━━━━━ Recorded information ━━━━━
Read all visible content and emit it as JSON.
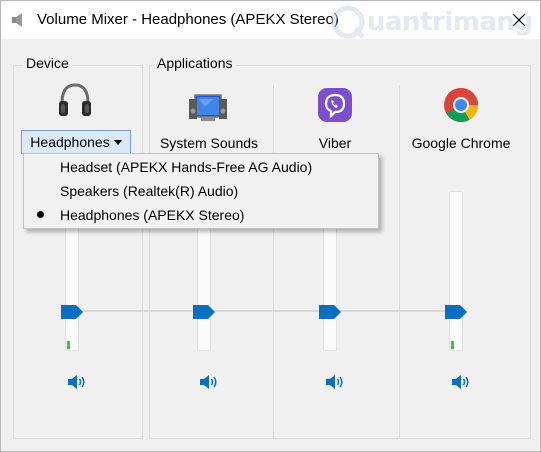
{
  "window": {
    "title": "Volume Mixer - Headphones (APEKX Stereo)",
    "watermark": "uantrimang"
  },
  "device": {
    "group_label": "Device",
    "selected_device": "Headphones"
  },
  "applications": {
    "group_label": "Applications",
    "items": [
      {
        "name": "System Sounds"
      },
      {
        "name": "Viber"
      },
      {
        "name": "Google Chrome"
      }
    ]
  },
  "device_menu": {
    "items": [
      {
        "label": "Headset (APEKX Hands-Free AG Audio)",
        "selected": false
      },
      {
        "label": "Speakers (Realtek(R) Audio)",
        "selected": false
      },
      {
        "label": "Headphones (APEKX Stereo)",
        "selected": true
      }
    ]
  },
  "colors": {
    "accent_blue": "#0a6fc2",
    "level_green": "#2ecc40",
    "viber_purple": "#7d4fcf"
  }
}
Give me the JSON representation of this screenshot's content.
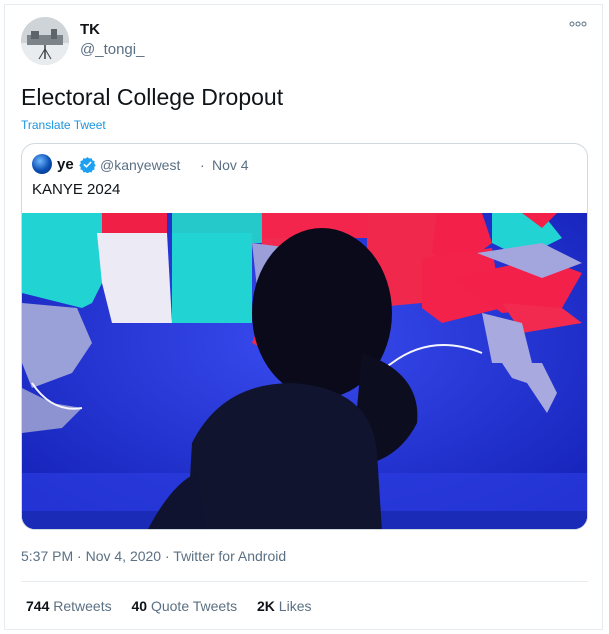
{
  "author": {
    "name": "TK",
    "handle": "@_tongi_"
  },
  "tweet": {
    "text": "Electoral College Dropout",
    "translate_label": "Translate Tweet"
  },
  "quoted": {
    "name": "ye",
    "handle": "@kanyewest",
    "separator": "·",
    "date": "Nov 4",
    "text": "KANYE 2024"
  },
  "meta": {
    "time": "5:37 PM",
    "separator1": "·",
    "date": "Nov 4, 2020",
    "separator2": "·",
    "source": "Twitter for Android"
  },
  "stats": {
    "retweets_count": "744",
    "retweets_label": "Retweets",
    "quotes_count": "40",
    "quotes_label": "Quote Tweets",
    "likes_count": "2K",
    "likes_label": "Likes"
  },
  "colors": {
    "link": "#1b95e0",
    "muted": "#5b7083",
    "border": "#e6ecf0",
    "verified": "#1da1f2"
  }
}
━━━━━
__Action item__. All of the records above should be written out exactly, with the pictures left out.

__Written solution__.
Read all visible content and emit it as JSON.
{
  "window": {
    "title": "Volume Mixer - Headphones (APEKX Stereo)",
    "watermark": "uantrimang"
  },
  "device": {
    "group_label": "Device",
    "selected_device": "Headphones"
  },
  "applications": {
    "group_label": "Applications",
    "items": [
      {
        "name": "System Sounds"
      },
      {
        "name": "Viber"
      },
      {
        "name": "Google Chrome"
      }
    ]
  },
  "device_menu": {
    "items": [
      {
        "label": "Headset (APEKX Hands-Free AG Audio)",
        "selected": false
      },
      {
        "label": "Speakers (Realtek(R) Audio)",
        "selected": false
      },
      {
        "label": "Headphones (APEKX Stereo)",
        "selected": true
      }
    ]
  },
  "colors": {
    "accent_blue": "#0a6fc2",
    "level_green": "#2ecc40",
    "viber_purple": "#7d4fcf"
  }
}
Give me the JSON representation of this screenshot's content.
{
  "author": {
    "name": "TK",
    "handle": "@_tongi_"
  },
  "tweet": {
    "text": "Electoral College Dropout",
    "translate_label": "Translate Tweet"
  },
  "quoted": {
    "name": "ye",
    "handle": "@kanyewest",
    "separator": "·",
    "date": "Nov 4",
    "text": "KANYE 2024"
  },
  "meta": {
    "time": "5:37 PM",
    "separator1": "·",
    "date": "Nov 4, 2020",
    "separator2": "·",
    "source": "Twitter for Android"
  },
  "stats": {
    "retweets_count": "744",
    "retweets_label": "Retweets",
    "quotes_count": "40",
    "quotes_label": "Quote Tweets",
    "likes_count": "2K",
    "likes_label": "Likes"
  },
  "colors": {
    "link": "#1b95e0",
    "muted": "#5b7083",
    "border": "#e6ecf0",
    "verified": "#1da1f2"
  }
}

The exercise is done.